→ **WHAT NEEDS TO BE DONE**: The word to look for is "image". Report every line of the entries below that has it.

*** DATASET CONTENT ***

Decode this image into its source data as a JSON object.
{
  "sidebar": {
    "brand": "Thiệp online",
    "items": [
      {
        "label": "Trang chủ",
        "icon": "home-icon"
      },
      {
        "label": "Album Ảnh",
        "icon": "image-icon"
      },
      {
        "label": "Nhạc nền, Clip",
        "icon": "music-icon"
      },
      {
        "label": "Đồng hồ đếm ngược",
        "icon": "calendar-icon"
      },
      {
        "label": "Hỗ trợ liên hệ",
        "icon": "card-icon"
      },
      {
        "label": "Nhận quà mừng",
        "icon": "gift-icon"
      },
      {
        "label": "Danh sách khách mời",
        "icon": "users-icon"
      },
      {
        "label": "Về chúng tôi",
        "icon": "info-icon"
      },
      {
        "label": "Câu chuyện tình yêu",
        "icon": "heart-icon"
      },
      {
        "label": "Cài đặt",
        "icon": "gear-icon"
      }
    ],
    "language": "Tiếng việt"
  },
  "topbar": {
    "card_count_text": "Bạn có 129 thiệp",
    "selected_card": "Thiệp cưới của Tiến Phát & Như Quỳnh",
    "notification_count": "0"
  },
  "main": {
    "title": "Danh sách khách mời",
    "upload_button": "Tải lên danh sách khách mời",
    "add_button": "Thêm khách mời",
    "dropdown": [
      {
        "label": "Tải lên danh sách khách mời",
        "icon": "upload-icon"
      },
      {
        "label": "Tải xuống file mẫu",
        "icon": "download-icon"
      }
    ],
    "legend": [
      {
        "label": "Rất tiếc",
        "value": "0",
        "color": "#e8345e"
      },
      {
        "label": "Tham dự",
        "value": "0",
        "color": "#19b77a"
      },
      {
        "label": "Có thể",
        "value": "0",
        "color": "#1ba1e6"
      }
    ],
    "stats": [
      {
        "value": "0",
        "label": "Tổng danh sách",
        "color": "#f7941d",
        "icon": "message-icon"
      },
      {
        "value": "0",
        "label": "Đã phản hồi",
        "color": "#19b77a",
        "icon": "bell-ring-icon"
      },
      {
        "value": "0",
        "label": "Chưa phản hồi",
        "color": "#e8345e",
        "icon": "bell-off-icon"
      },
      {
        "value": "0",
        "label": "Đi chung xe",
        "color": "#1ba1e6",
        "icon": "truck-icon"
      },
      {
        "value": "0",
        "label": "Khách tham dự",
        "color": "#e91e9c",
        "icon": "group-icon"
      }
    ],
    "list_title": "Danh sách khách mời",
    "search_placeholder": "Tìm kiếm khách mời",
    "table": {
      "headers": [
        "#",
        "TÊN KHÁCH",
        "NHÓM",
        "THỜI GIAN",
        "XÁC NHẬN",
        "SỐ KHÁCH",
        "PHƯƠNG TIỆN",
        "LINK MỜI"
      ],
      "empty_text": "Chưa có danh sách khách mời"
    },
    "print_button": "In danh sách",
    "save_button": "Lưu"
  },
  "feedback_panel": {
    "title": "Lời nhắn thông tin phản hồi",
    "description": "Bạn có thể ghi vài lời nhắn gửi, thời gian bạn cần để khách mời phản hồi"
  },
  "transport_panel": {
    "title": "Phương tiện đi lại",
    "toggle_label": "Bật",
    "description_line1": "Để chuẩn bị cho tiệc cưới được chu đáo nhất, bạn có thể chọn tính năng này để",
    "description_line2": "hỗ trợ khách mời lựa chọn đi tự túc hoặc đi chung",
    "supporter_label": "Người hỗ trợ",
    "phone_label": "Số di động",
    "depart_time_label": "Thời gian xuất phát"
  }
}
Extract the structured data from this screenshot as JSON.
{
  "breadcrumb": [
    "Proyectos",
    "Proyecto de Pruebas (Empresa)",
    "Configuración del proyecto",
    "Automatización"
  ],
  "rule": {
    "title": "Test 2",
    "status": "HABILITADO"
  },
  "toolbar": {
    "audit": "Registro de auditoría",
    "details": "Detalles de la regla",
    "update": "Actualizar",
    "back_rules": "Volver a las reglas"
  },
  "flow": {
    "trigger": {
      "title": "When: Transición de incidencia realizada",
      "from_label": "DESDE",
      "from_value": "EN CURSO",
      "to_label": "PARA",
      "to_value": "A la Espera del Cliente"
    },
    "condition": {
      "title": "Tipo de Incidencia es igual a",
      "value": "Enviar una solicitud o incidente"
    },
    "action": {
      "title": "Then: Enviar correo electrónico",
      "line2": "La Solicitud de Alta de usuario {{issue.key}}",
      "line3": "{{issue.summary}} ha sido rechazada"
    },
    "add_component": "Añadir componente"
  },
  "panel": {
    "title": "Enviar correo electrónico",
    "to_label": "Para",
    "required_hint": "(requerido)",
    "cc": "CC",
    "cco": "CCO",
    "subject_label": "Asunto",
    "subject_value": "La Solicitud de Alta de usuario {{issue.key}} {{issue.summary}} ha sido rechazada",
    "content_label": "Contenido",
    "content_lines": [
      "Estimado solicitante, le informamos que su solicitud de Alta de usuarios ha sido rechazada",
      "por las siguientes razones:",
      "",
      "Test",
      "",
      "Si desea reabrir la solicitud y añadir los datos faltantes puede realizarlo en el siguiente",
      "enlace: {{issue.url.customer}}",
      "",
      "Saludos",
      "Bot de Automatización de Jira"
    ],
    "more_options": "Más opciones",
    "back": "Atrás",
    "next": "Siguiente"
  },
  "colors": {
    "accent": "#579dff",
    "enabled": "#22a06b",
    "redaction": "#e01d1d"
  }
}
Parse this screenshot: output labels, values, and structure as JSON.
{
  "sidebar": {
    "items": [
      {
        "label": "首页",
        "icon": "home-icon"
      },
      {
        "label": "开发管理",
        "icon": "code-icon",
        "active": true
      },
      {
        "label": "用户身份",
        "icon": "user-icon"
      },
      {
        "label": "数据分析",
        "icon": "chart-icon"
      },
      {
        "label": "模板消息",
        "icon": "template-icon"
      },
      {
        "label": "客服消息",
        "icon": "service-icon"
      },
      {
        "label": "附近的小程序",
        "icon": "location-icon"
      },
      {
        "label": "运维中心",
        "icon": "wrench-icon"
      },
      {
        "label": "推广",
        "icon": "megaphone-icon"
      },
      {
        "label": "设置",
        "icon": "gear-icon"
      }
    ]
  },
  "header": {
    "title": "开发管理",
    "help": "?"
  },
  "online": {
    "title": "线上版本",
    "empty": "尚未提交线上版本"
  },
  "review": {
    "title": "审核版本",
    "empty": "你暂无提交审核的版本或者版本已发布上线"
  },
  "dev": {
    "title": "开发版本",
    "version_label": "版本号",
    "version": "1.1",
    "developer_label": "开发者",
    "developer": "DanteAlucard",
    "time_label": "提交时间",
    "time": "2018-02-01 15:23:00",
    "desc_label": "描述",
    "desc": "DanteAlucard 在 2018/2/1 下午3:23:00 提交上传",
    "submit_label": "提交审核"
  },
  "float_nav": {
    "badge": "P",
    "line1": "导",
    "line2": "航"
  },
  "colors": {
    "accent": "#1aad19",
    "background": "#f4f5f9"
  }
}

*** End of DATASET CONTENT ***

→ **ANSWER BELOW**:
Decode this image into its source data as a JSON object.
        "icon": "image-icon"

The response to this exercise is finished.